[Stored items]

════════

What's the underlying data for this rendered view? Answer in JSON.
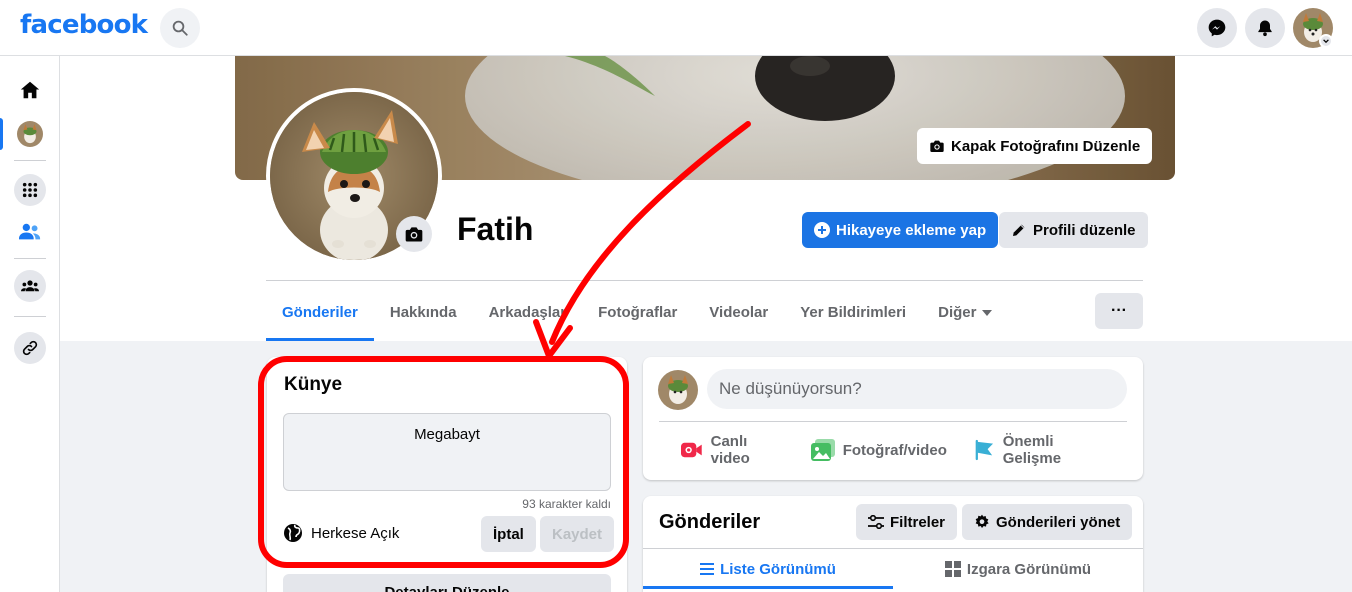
{
  "brand": {
    "logo_text": "facebook",
    "accent": "#1877f2"
  },
  "topbar": {
    "icons": [
      "search-icon",
      "messenger-icon",
      "bell-icon",
      "avatar"
    ]
  },
  "leftrail": {
    "icons": [
      "home-icon",
      "profile-avatar",
      "apps-grid-icon",
      "friends-icon",
      "groups-icon",
      "link-icon"
    ]
  },
  "profile": {
    "name": "Fatih",
    "edit_cover_label": "Kapak Fotoğrafını Düzenle",
    "add_story_label": "Hikayeye ekleme yap",
    "edit_profile_label": "Profili düzenle",
    "tabs": [
      {
        "label": "Gönderiler",
        "active": true
      },
      {
        "label": "Hakkında"
      },
      {
        "label": "Arkadaşlar"
      },
      {
        "label": "Fotoğraflar"
      },
      {
        "label": "Videolar"
      },
      {
        "label": "Yer Bildirimleri"
      },
      {
        "label": "Diğer"
      }
    ],
    "more_label": "···"
  },
  "intro": {
    "title": "Künye",
    "bio_value": "Megabayt",
    "chars_left": "93 karakter kaldı",
    "audience": "Herkese Açık",
    "cancel_label": "İptal",
    "save_label": "Kaydet",
    "details_label": "Detayları Düzenle"
  },
  "composer": {
    "placeholder": "Ne düşünüyorsun?",
    "actions": [
      {
        "label": "Canlı video",
        "icon": "live-video-icon",
        "color": "#f02849"
      },
      {
        "label": "Fotoğraf/video",
        "icon": "photo-icon",
        "color": "#45bd62"
      },
      {
        "label": "Önemli Gelişme",
        "icon": "flag-icon",
        "color": "#39afd5"
      }
    ]
  },
  "posts": {
    "title": "Gönderiler",
    "filters_label": "Filtreler",
    "manage_label": "Gönderileri yönet",
    "list_view_label": "Liste Görünümü",
    "grid_view_label": "Izgara Görünümü"
  },
  "annotation": {
    "color": "#ff0000"
  }
}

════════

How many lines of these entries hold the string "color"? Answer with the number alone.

4